Asplenium grevillei Wall. ex Hook. & Grev.




Asplenium grevillei Wall. ex Hook. & Grev., Icon. Filic.: t. 228. 1831; Christ, Bot. Tidsskr. 24: 108. 1901; C.Chr., Bot Tidsskr. 32: 346. 1916; Tardieu & C.Chr., Fl. Indo-Chine 7(2): 217. 1940; Holtt., Dansk Bot. Ark. 20: 28. 1961; Tagawa & K.Iwats., SouthE. Asian Stud. 5: 84. 1967; Holttum, Gard. Bull. Singapore 27: 153. 1974; Tagawa & K.Iwats., Fl. Thailand 3: 269. 1985; Boonkerd & Pollawatn, Pterid. Thailand: 141. 2000; Newman et al., Checkl. Vasc. Pl. Lao PDR: 25. 2007. – Neottopteris grevillei (Wall. ex Hook. & Grev.) J.Sm., J. Bot. 4: 176. 1841. – Thamnopteris grevillei (Wall. ex Hook. & Grev.) T.Moore, Index Filic.: L. 1857; Bedd, Handb. Ferns Brit. India: 139, f. 70. 1883.

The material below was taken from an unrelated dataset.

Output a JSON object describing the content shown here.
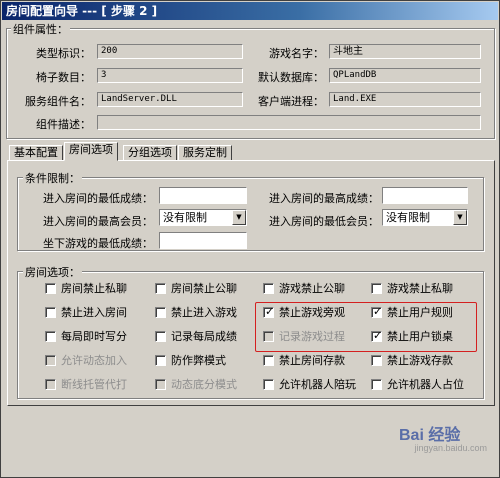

Terrestrial. Rhizome short, erect, bearing several fronds in a tuft, covered with scales; scales brown, up to 4.5 by 2.5 mm, indistinctly clathrate, bearing hair-like projections at margin. Stipes dark brown to nearly black, very narrowly winged almost to the base, bearing small scales when young. Frond spathulate, broadest at middle to upper 2/3, narrowing towards caudately acuminate apex, gradually narrowing towards attenuate base and then decurrent on stipe as wing, up to 40 cm long including stipe, up to 4.5 cm broad, the edges subentire or slightly undulate, papyraceous or thicker, green, paler below, minutely scaly when young, glabrescent; midrib green to darker, a little raised below, veins hardly visible on both surfaces, unusually once forked near midrib, joining at apex forming submarginal vein about 0.5 mm inside margin. Sori elongate along veins, extending from near midrib to about 5 mm from margin on the whole under surface; indusia about 0.7 mm broad.

Distribution in Thailand

NORTHERN: Chiang Mai, Chiang Rai, Phitsanulok; NORTH-EASTERN: Khon Kaen; SOUTH-WESTERN: Kanchanaburi, Phetchaburi; SOUTH-EASTERN: Trat; PENINSULAR: Chumphon, Surat Thani, Nakhon Si Thammarat, Trang, Pattani.

Distribution in Laos


Wider Distribution

Burma (Tenasserim), Laos and Vietnam.


Terrestrial in tropical evergreen forests at high and low elevations.

Proposed IUCN Conservation Assessment

Least Concern (LC). This species is widespread and not under any known threats.

Site hosted by the Royal Botanic Garden Edinburgh. Content managed by Stuart Lindsay, Gardens by the Bay, Singapore and David Middleton, Singapore Botanic Gardens. Last updated 24 January 2012